Remember back in the days when flip phones and floppy disks were commonplace? Fortunately, those things have evolved with time, and so must marketing. Generation Z is rising to power, bringing with them new perspectives and needs.
Born after 1995, it’s no surprise that this young generation views marketing a little differently from the rest, along with accessing it differently. Unlike millennials who remember the days without cell phones, Gen Z has always had access to technology. This undoubtedly affects how what marketing strategies will appeal to them. With over $29 billion in spending power and making up 40% of the consumer population by 2020, it’s important to keep Gen Z trends in mind. What are some characteristics that distinguish this generation?

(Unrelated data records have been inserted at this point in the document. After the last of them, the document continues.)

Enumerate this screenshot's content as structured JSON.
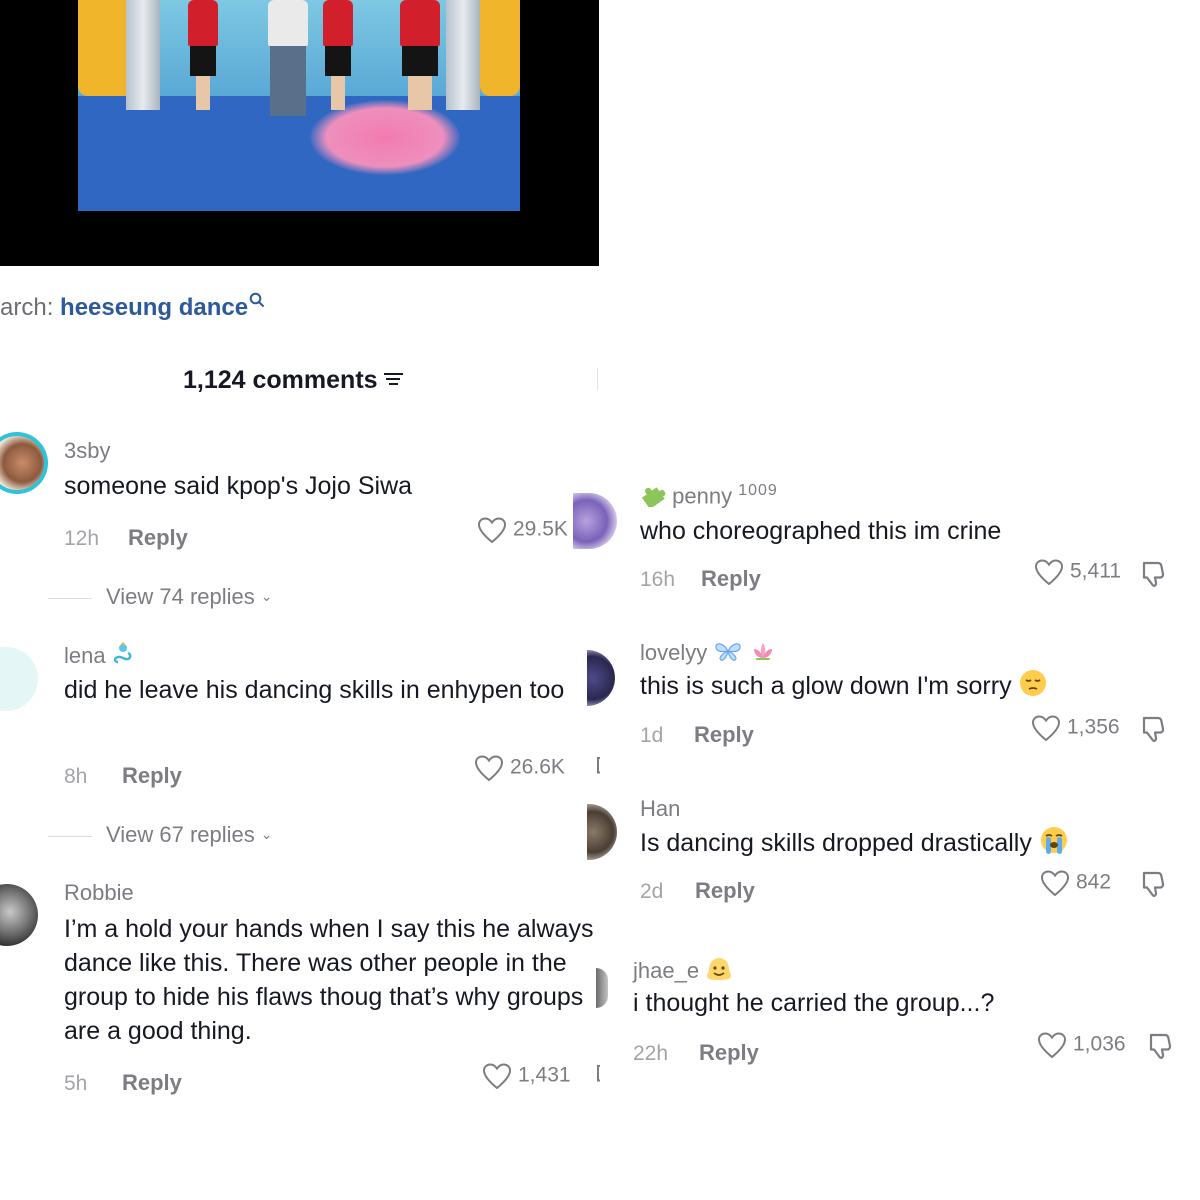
{
  "search": {
    "prefix": "arch:",
    "term": "heeseung dance"
  },
  "comments_header": {
    "count_label": "1,124 comments"
  },
  "comments_left": [
    {
      "username": "3sby",
      "text": "someone said kpop's Jojo Siwa",
      "time": "12h",
      "reply": "Reply",
      "likes": "29.5K",
      "view_replies": "View 74 replies"
    },
    {
      "username": "lena",
      "text": "did he leave his dancing skills in enhypen too",
      "time": "8h",
      "reply": "Reply",
      "likes": "26.6K",
      "view_replies": "View 67 replies"
    },
    {
      "username": "Robbie",
      "text": "I’m a hold your hands when I say this he always dance like this. There was other people in the group to hide his flaws thoug that’s why groups are a good thing.",
      "time": "5h",
      "reply": "Reply",
      "likes": "1,431"
    }
  ],
  "comments_right": [
    {
      "username": "penny",
      "username_suffix": "1009",
      "text": "who choreographed this im crine",
      "time": "16h",
      "reply": "Reply",
      "likes": "5,411"
    },
    {
      "username": "lovelyy",
      "text": "this is such a glow down I'm sorry",
      "time": "1d",
      "reply": "Reply",
      "likes": "1,356"
    },
    {
      "username": "Han",
      "text": "Is dancing skills dropped drastically",
      "time": "2d",
      "reply": "Reply",
      "likes": "842"
    },
    {
      "username": "jhae_e",
      "text": "i thought he carried the group...?",
      "time": "22h",
      "reply": "Reply",
      "likes": "1,036"
    }
  ],
  "icons": {
    "like": "heart-outline-icon",
    "dislike": "thumbs-down-icon",
    "sort": "filter-lines-icon",
    "search": "search-icon"
  },
  "colors": {
    "search_term": "#2c5a9c",
    "primary_text": "#161823",
    "secondary_text": "#7c7d82"
  }
}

- With an 8-second attention span, there’s less attention paid. Studies show that this generation has a lower attention span than millennials or actively chooses to devote less attention to things. With more access to different technological platforms, it’s understandable that Gen Z members don’t want to focus too much on just one when they can easily alternate to another. The abundance of information gives them the option to be choosy. This means your content should be gratifying as quickly as possible. Showing that you’re relevant and important right away will have you deemed as worthy by someone who can easily find an alternative. Gen Z doesn’t want mere promotion, they want useful information. Your content has to create value, not simply look pretty.
- They’re more digital. As said before, they’ve always had access to internet and other forms of digital technology. Among all the options presented to them is e-commerce, and they’ve taken advantage of this. 55% would rather buy clothes online, so ramp up the e-commerce graphic design, copywriting, and UX/UI. Your website should be on point.

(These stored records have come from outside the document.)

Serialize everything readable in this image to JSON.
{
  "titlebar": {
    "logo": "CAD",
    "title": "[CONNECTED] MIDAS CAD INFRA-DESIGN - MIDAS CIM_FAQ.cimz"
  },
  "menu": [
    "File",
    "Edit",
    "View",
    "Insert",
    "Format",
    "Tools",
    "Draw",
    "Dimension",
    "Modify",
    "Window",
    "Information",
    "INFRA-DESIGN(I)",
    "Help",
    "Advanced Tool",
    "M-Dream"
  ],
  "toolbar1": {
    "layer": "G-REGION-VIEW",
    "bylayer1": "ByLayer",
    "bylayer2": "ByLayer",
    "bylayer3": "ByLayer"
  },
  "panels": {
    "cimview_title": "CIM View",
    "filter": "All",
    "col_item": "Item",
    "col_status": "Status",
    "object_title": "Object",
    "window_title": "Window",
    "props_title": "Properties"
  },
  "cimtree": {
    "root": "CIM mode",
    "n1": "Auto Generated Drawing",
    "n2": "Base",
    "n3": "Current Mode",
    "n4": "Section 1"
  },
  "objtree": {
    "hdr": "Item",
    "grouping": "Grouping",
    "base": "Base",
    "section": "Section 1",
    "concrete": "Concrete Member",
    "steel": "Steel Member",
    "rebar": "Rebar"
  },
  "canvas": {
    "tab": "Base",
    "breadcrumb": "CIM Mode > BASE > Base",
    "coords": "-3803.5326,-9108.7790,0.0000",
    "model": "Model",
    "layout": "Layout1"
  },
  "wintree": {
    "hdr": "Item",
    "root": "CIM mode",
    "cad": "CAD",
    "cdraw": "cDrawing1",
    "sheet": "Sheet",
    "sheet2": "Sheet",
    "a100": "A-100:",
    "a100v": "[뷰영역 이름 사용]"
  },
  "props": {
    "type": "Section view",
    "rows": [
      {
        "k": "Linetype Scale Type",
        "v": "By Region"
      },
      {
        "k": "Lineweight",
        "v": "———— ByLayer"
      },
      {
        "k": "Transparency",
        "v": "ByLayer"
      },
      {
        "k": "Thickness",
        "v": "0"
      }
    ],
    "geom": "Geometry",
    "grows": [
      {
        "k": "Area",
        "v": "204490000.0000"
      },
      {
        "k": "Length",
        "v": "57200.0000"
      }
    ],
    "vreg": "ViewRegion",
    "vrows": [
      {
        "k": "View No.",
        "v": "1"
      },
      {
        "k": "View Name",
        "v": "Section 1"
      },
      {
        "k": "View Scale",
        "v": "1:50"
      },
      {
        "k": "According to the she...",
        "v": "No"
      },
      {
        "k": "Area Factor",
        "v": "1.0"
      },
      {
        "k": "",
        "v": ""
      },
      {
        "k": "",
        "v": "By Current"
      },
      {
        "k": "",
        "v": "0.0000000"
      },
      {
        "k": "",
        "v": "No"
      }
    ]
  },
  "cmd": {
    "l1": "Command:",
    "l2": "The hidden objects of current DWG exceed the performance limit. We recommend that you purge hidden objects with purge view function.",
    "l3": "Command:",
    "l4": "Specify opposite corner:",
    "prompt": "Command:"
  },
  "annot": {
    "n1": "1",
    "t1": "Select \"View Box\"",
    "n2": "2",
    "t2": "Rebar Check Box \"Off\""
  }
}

- They prefer marketing by “real people” rather than celebrities, including their favorite influencers. Digital influencers have risen to power in the last several years, bringing much more diversity in looks and perspectives to fame. This gives the rest of us more options of who to look to for recommendations and other insights. Gen Z has had influencers around for the largest proportions of their lives, so it’s no surprise they’re aware of this option. When you’re not using influencer marketing, your ads should reflect a diverse array of humans. Don’t leave any potential customers thinking “there’s no one that looks like me using this.” Although exclusivity has traditionally worked as a marketing strategy, it might not be so successful now.
- They want brands to create social impact. This is one of the most notable traits of Gen Z. As most societies continue to make social progress, several brands have used their influence and visibility to help make a statement. A high percentage of Gen Z wants to change the world through their work and are concerned about the impact of humans on the planet. This means your brand might be more likely to succeed with them if you show you use sustainable processes such as fair-trade ingredients or free-range meat. You could also be like TOMS shoes and donate a pair of shoes for every pair bought.

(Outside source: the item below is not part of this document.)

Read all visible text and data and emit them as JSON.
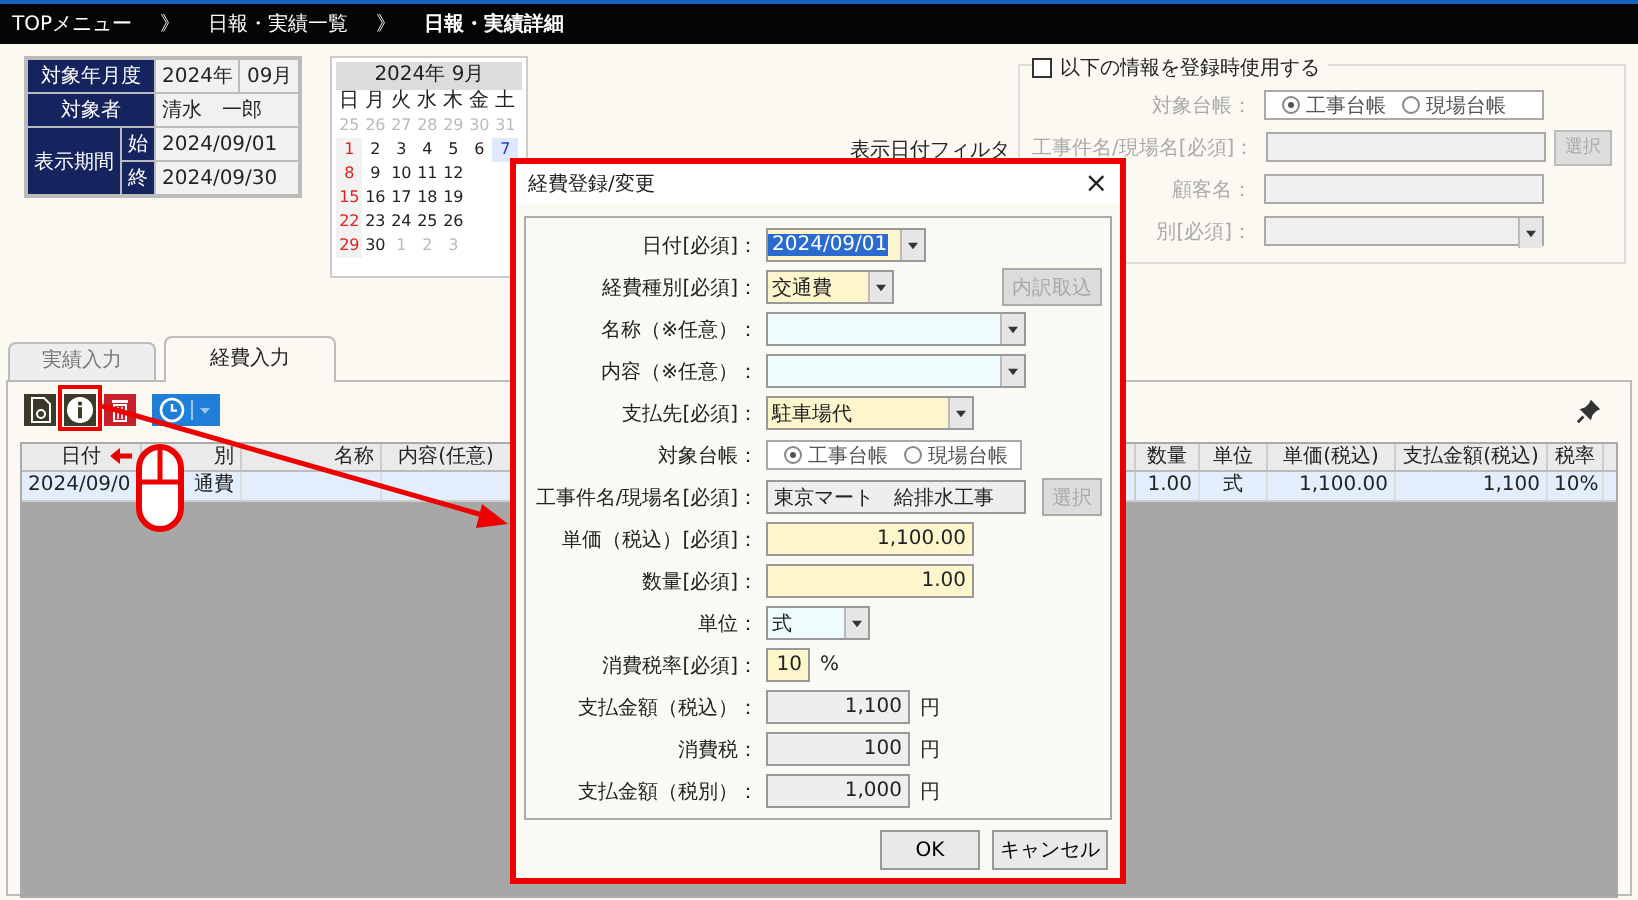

Overall, it looks like adapting your marketing strategies to suit Gen Z will help make the world a better, more pleasant, accepting space in general. Marketing isn’t always about simply promoting products or trying to make money — it has the power to move society in more ways than that. How will you take advantage of that?